CITY JUAREZ, Mexico (Reuters) – Even before the U.S. Supreme Court decided on Tuesday to preserve a measure aimed at stopping illegal border crossings, hundreds of migrants in northern Mexico had sneaked into the U.S. state of their own accord.
The controversial pandemic-era measure known as Title 42 was due to expire on Dec. 21, but a last-minute legal hold has stymied border policy and left a growing number of migrants thinking they had nothing to lose by crossing.
After days in the frigid border city, groups of migrants from Venezuela and other countries targeted by Title 42 chose to flee rather than sit out the uncertainty of a legal tug of war unfolding in U.S. courts.
“We ran, we hid until we made it,” said Jhonatan, a Venezuelan immigrant who crossed the border into Texas from the Mexican city of Ciudad Juárez with his wife and five children, ages 3 to 16. El Paso, State, Monday night.
Jonathan gave only his first name and said by phone that he had been in Mexico for several months and did not want to enter the United States illegally.
But after his family’s journey through the dangerous jungles of Madarione, Panama, Central America and Mexico, the thought of failure was too much for him to bear.
“This will be the last straw to get here before they send us back to Venezuela,” he told Reuters.
On Tuesday, the U.S. Supreme Court granted a request by a group of Republican state attorneys general to set aside a judge’s decision to invalidate Section 42. They argued that removing the article would increase the number of crossings.
The court said it would hear arguments over whether states could intervene to defend Section 42 during its February session. A ruling is expected by the end of June.
Reuters images showed migrants running along a busy highway along the border last week, with a man barefoot and holding a small child – a dangerous crossing that alarmed immigration advocates.
“We’re talking about people who have come to claim asylum … they’re still crossing the border in a very dangerous way,” said Fernando Garcia, director of the Human Rights Network at the Border.

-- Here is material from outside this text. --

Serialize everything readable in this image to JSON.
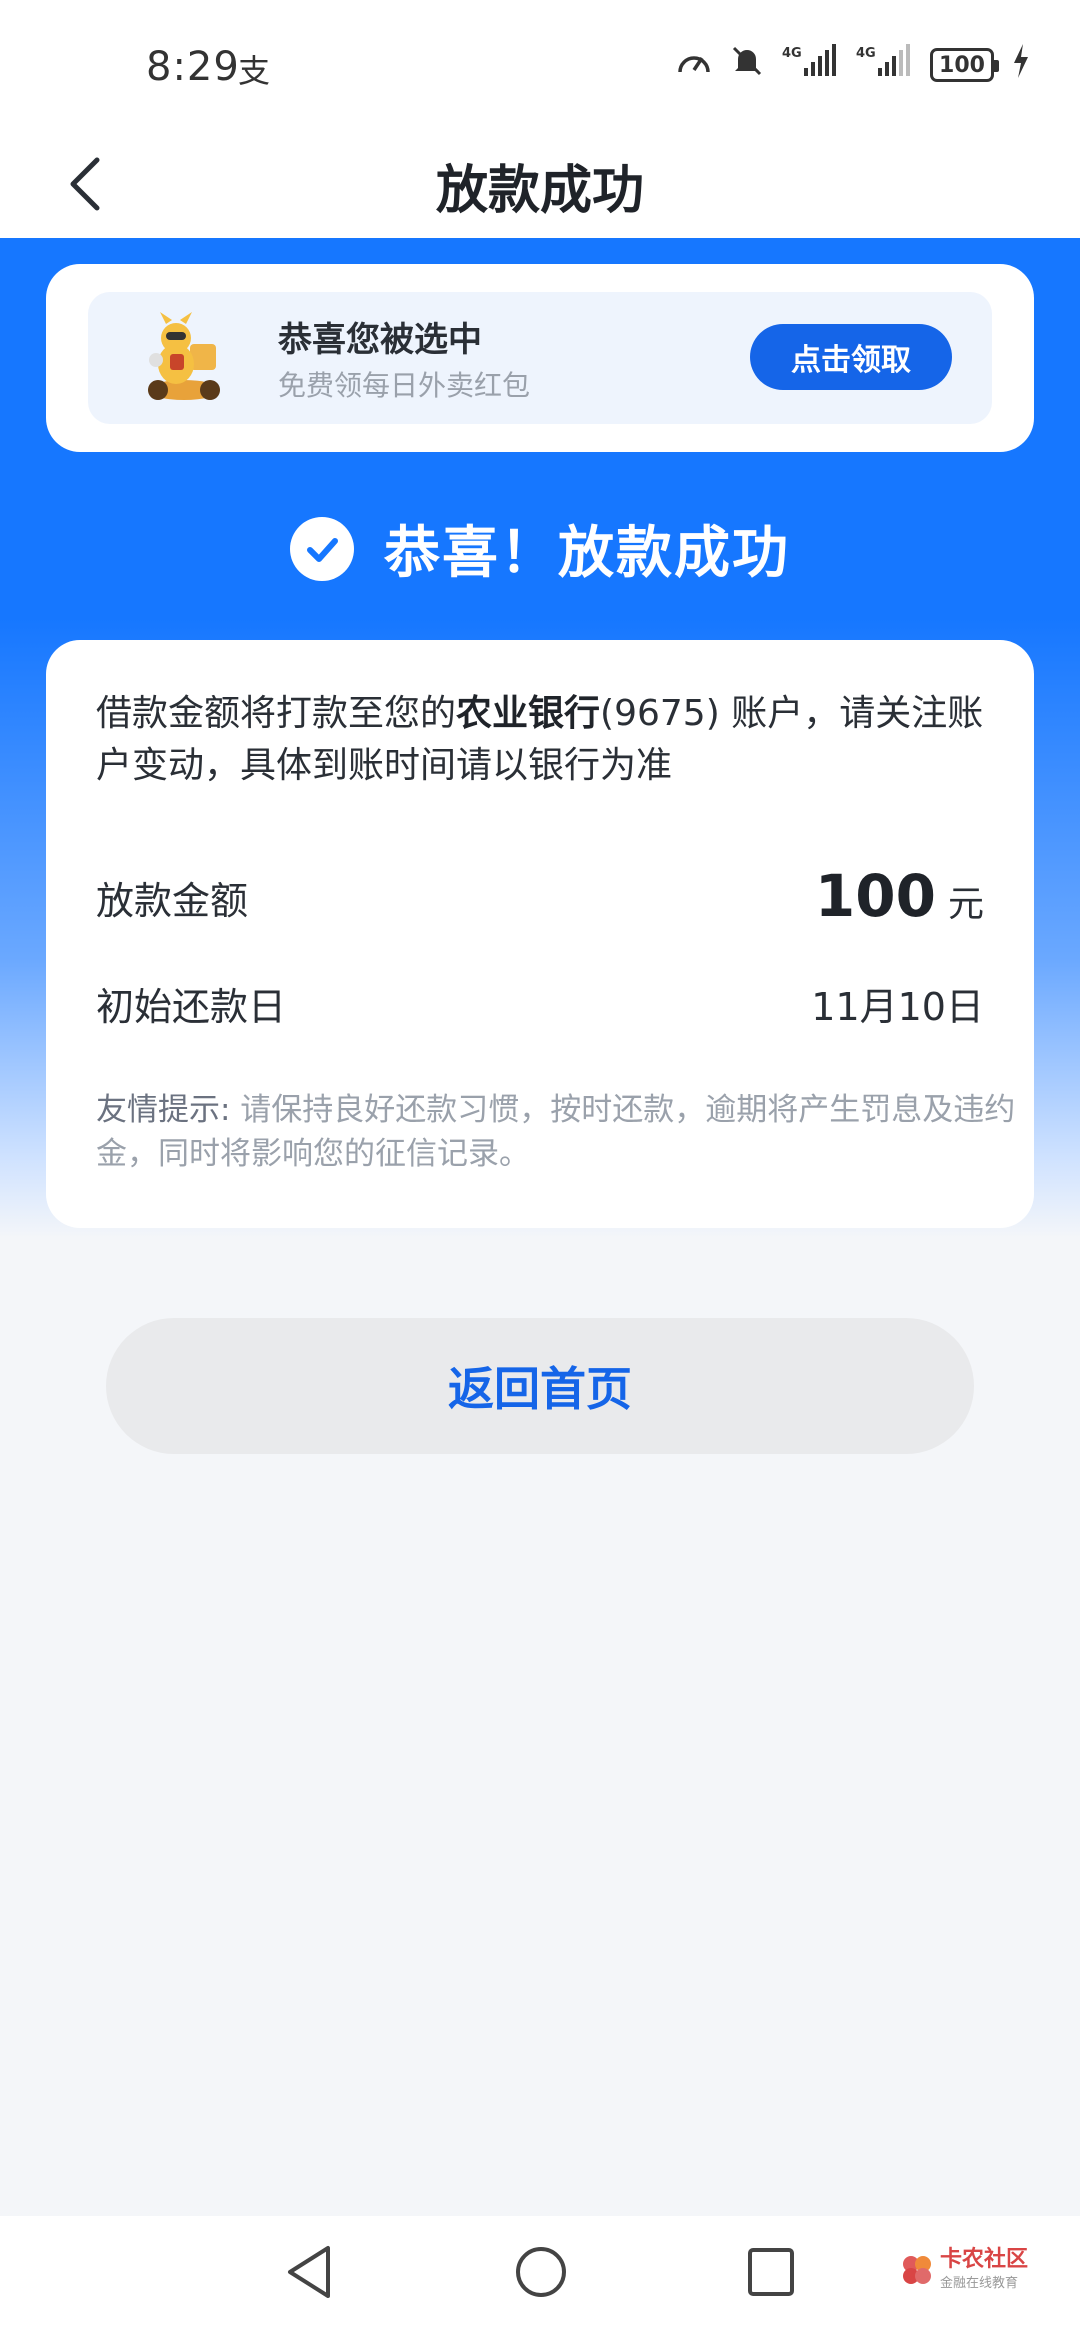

John Martin, deputy director of the Opportunity Center for the Homeless in El Paso, said a growing number of migrants at his shelter are people who have crossed the border illegally, including many Venezuelans.
“At one point, most people were on the record; now I’m seeing that reversed,” he said.

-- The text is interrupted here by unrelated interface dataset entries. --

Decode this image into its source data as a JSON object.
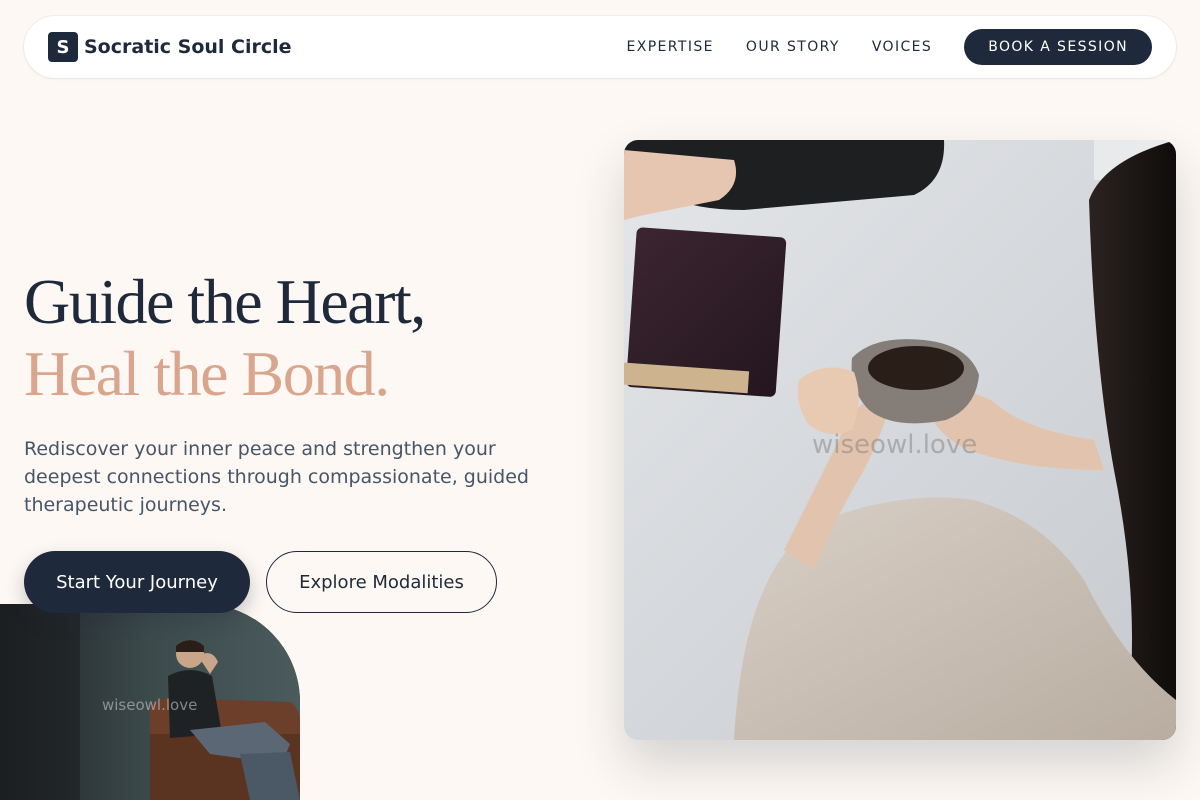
{
  "brand": {
    "mark": "S",
    "name": "Socratic Soul Circle"
  },
  "nav": {
    "links": [
      "EXPERTISE",
      "OUR STORY",
      "VOICES"
    ],
    "cta": "BOOK A SESSION"
  },
  "hero": {
    "headline_line1": "Guide the Heart,",
    "headline_line2": "Heal the Bond.",
    "lede": "Rediscover your inner peace and strengthen your deepest connections through compassionate, guided therapeutic journeys.",
    "primary_cta": "Start Your Journey",
    "secondary_cta": "Explore Modalities"
  },
  "images": {
    "main_watermark": "wiseowl.love",
    "side_watermark": "wiseowl.love"
  },
  "colors": {
    "navy": "#1e293b",
    "accent": "#d9a68d",
    "background": "#fdf8f3"
  }
}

On Tuesday, ahead of the Supreme Court ruling, a Venezuelan immigrant in Ciudad Juárez who identified himself as Antonio said he was waiting to see whether U.S. border surveillance would ease, hoping to make money in the U.S. to send home.
“If they don’t terminate Title 42,” he said, “we will continue to have illegal access.”
Elsewhere at the border, other migrants said they felt they had no choice.
“We have no future in Mexico,” said Cesar, a Venezuelan immigrant living in Tijuana who did not give his last name, explaining why he once tried to cross the border fence into the United States and planned to try again.
Reporting by Daina Beth Solomon in Mexico City and Jose Luis Gonzalez in Ciudad Juarez; Additional reporting by Lizbeth Diaz; Editing by Dave Graham and Gerry Doyle
Our Standards: The Thomson Reuters Trust Principles.